Every year around the 2nd week of August, Gravenstein apples make their entrance at our farmer’s market in Marin County, California. Gravenstein is an apple cultivar that originated in the 17th century or earlier. The fruit has a superbly tart flavor cherished for cooking, and it has such a short harvest! Blink and you miss it — which makes it all the more precious. My culinary co-conspirator Julie Burford is our spy. When she sees the apples come in, she orders 40 pounds from the farmer. We are preparing to preserve!
A community tradition in the kitchen
We started doing this 9 years ago. A dear friend of Julie’s was an expert at putting up all sorts of goodies, so we decided to be brave and learn how to preserve from the best. We had never preserved anything before. Some people go for jams; we agreed on applesauce because we had Julie’s mother’s recipe.
Apples in hand, we assemble all of our canning equipment: the jars, the big pot, the lids and tongs. (You can purchase a set-up in my shop.) Friends and neighbors are invited, but the rule is that you have to put in sweat equity in order to get your Gravenstein applesauce! If you want some, you have to pitch in.
In 2010, our second year, my brother was visiting. Why not 80 pounds, he inquired? He went directly to the farm and bought 80 lbs. It took us 2 days. Now we have our 40 pounds down to a science. Julie’s husband Stan Burford figured out that the best way to peel the apples is to get an old-fashioned, hand-crank potato peeler. The peels come off easily, with not too much skin. Perfect!
Easy, soul-satisfying work
Stan peels. Julie and I, and whatever friends show up (sometimes my husband Gregg comes) slice, stir, and pour into jars. We form an assembly line. What used to take a full day now takes 4 hours. We start at 9 and we’re done by 1pm. And we have 24 gorgeous quart jars full of Gravenstein applesauce!
This year a friend absolutely wanted to participate, though she was not well, but said, “I absolutely am coming over to make applesauce.” We provided a stool, a cutting board and a knife for her. She operated a little bit more slowly than usual, but she was in it! For her jars! She didn’t want to lose her equity stake.
Julie says “One of the great thing about this is that we’re preserving for the future.” A very empowering thought. We had had a rough week in our neighborhood this year. Julie and Stan had lost their beloved dog, Josie, and everybody had something major going on. Being in community, in the midst of our annual tradition, felt wonderful.
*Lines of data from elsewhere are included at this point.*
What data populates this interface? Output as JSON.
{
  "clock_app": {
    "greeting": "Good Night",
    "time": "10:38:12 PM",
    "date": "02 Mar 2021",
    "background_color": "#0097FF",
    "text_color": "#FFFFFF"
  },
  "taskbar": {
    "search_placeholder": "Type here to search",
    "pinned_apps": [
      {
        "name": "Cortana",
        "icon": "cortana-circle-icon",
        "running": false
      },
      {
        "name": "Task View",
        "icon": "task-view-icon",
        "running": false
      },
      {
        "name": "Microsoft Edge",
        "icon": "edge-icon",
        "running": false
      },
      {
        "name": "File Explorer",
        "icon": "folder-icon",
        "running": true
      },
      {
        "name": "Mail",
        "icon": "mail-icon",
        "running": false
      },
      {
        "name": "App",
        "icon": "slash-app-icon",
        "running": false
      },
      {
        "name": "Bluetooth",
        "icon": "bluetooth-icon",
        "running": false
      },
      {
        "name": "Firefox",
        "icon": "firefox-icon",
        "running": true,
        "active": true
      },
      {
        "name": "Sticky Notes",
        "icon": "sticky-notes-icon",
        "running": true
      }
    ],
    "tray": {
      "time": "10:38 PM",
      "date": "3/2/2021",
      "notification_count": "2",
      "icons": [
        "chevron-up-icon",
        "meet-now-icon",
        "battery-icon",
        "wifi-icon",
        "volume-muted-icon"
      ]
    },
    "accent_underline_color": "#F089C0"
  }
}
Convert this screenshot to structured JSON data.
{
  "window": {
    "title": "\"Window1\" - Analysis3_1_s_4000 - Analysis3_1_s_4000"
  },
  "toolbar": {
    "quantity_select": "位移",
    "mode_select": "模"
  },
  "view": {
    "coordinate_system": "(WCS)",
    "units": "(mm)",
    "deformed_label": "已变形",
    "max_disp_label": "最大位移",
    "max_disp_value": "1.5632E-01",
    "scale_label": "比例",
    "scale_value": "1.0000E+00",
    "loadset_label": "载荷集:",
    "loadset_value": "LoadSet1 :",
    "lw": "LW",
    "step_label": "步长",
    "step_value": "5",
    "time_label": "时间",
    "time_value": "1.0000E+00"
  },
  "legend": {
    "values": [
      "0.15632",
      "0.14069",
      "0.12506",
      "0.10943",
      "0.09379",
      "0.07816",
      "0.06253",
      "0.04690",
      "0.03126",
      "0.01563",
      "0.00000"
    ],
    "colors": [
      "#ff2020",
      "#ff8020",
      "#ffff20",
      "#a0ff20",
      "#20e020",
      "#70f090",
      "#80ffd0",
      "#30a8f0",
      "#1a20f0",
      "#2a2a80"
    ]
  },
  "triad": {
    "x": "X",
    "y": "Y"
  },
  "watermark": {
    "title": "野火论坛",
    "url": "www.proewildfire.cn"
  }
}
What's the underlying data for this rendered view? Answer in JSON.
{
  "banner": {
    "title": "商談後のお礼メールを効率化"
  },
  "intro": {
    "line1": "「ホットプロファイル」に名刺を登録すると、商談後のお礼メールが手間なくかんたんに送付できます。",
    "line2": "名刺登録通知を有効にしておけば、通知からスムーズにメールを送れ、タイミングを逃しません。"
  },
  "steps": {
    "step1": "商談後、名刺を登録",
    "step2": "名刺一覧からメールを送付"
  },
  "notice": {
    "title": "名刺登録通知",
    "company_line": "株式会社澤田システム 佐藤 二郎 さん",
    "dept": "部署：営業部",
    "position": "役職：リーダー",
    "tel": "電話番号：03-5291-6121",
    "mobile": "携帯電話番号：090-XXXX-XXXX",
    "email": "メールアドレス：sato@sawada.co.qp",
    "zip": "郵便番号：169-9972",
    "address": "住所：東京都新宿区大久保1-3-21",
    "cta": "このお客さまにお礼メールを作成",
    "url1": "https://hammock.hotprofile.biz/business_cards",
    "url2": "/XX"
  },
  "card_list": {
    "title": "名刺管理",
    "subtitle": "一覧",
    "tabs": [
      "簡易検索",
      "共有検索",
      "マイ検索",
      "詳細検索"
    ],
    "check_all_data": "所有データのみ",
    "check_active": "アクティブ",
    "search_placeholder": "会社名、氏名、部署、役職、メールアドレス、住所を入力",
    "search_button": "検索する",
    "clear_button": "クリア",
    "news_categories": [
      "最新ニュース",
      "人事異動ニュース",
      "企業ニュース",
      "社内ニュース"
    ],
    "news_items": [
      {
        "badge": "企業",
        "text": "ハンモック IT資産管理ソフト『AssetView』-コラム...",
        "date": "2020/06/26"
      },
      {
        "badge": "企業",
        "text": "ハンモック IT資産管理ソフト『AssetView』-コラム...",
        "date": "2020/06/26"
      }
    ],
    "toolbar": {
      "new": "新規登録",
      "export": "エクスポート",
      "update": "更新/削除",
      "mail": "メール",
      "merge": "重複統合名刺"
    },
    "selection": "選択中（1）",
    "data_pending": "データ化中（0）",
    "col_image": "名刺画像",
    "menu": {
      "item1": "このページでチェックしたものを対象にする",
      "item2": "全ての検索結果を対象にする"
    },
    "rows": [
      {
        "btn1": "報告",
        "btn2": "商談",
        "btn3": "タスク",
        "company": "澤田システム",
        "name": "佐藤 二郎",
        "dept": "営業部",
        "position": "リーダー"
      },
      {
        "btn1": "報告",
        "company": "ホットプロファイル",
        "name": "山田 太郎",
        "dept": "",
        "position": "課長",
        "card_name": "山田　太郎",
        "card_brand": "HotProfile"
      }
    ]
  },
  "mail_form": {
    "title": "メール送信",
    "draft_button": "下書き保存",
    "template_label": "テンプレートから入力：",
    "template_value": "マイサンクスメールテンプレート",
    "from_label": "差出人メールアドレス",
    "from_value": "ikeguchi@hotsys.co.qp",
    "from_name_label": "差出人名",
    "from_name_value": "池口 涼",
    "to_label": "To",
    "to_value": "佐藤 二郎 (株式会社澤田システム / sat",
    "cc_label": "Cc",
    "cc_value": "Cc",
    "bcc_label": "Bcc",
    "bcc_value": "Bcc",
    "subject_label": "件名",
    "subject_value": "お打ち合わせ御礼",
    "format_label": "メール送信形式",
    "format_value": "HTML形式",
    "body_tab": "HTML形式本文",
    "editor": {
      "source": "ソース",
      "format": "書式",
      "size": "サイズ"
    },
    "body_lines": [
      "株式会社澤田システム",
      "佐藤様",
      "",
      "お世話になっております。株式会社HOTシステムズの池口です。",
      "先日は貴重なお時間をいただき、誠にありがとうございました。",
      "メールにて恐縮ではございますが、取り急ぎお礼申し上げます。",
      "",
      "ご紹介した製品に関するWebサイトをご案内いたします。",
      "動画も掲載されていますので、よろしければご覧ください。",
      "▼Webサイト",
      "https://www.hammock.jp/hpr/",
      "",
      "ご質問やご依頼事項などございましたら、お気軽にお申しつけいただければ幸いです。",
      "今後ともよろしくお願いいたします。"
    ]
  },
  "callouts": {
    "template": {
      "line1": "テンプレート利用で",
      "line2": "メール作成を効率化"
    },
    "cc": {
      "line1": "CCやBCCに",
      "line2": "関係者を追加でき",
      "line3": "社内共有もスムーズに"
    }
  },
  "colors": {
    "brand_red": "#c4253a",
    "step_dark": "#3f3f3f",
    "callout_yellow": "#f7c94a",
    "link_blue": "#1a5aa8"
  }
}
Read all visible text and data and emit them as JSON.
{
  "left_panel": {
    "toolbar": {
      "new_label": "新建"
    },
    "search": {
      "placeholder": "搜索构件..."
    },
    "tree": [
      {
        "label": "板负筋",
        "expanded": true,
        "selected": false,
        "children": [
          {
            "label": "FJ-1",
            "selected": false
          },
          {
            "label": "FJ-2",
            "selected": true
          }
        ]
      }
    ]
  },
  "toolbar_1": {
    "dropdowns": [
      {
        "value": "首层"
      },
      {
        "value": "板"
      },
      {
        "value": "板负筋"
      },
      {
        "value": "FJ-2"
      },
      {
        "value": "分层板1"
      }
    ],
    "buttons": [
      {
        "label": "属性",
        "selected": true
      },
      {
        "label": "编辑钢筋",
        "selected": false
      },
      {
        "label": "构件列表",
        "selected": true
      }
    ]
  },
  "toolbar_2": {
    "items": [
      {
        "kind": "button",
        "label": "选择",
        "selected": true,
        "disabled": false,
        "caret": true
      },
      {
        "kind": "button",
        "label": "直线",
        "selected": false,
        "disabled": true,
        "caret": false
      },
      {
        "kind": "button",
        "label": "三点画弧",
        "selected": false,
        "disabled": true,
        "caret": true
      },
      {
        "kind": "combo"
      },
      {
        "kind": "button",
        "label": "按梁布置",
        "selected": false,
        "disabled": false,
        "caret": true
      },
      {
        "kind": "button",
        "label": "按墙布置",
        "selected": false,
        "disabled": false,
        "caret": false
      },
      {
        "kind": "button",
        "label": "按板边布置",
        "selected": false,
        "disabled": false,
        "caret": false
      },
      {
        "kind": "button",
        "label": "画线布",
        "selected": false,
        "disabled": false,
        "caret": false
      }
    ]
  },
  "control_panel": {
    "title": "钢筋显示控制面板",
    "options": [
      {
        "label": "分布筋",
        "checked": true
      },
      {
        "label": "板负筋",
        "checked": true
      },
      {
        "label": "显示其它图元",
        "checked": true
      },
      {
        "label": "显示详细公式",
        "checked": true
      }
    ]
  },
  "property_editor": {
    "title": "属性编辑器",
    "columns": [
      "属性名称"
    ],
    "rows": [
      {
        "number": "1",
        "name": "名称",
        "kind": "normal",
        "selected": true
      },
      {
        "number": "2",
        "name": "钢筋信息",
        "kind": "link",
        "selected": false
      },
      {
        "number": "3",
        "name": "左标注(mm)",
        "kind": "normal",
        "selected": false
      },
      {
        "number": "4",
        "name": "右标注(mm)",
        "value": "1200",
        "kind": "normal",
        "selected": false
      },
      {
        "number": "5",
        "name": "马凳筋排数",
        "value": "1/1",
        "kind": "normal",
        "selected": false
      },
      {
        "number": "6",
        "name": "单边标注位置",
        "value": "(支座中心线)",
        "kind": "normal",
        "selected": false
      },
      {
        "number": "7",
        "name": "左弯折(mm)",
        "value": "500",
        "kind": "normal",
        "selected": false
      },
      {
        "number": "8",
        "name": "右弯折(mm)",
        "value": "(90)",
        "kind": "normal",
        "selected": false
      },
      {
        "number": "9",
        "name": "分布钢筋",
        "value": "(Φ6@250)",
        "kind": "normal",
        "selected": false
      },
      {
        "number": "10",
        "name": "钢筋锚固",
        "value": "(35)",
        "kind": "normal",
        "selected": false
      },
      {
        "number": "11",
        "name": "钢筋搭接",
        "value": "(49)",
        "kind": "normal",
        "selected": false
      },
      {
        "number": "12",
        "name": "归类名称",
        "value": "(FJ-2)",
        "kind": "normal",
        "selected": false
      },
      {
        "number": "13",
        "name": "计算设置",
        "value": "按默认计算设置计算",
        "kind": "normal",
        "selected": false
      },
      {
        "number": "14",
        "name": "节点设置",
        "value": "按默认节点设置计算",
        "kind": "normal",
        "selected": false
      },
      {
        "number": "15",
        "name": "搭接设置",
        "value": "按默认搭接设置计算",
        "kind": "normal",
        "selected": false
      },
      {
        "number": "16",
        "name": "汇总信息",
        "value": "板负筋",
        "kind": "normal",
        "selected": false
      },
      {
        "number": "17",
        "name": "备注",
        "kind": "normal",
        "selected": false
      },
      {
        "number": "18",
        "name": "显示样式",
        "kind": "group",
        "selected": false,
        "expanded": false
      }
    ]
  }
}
Making applesauce has a beginning, middle and end; having your hands in it from the raw apples to filling the jars with the perfectly seasoned sauce is soul satisfying It used to be the only way you got to eat apples in the winter! My great grandmother used to call it “putting up.”
Never preserved before? Learn the basics in this short video.
Every year, I swear to god, I dip my spoon into Julie’s big green Le Creuset pot for the cooking of the applesauce, and every year I say, “OMG, it’s the best yet!” It tastes so amazing. I think it’s because there’s so much going into it. I can never overstate the Vitamin L factor. The growers, all the heart and effort and people in the kitchen. I always send a jar to my brother in memory of the year of the 80 pounds… and Julie sends one to my mother. Gregg and I SAVOR the rest of our share, each bite brightening the dark days of winter.
And while you may not have access to Gravensteins, you can search for local, tart varieties. On the East Coast that could be Winesap, Pink Ladies, Black Arkansas or Granny Smith apples. It can be fun to form your own special tradition with local heirlooms. What’s available where you live?
And here, my friends, is the best applesauce recipe EVER!
Here’s an example of equal parts observation and inspiration. I went over to my friend Wendy’s house because she was testing an apple crumble recipe. As I was tasting, I started dipping my bites into a slowly burbling pot of raspberry sauce and going nuts over the flavor. After I left, Wendy tried the combination, pondered how nicely the tart and sweet tangoed together, and came up with this recipe — a combo that was meant to be!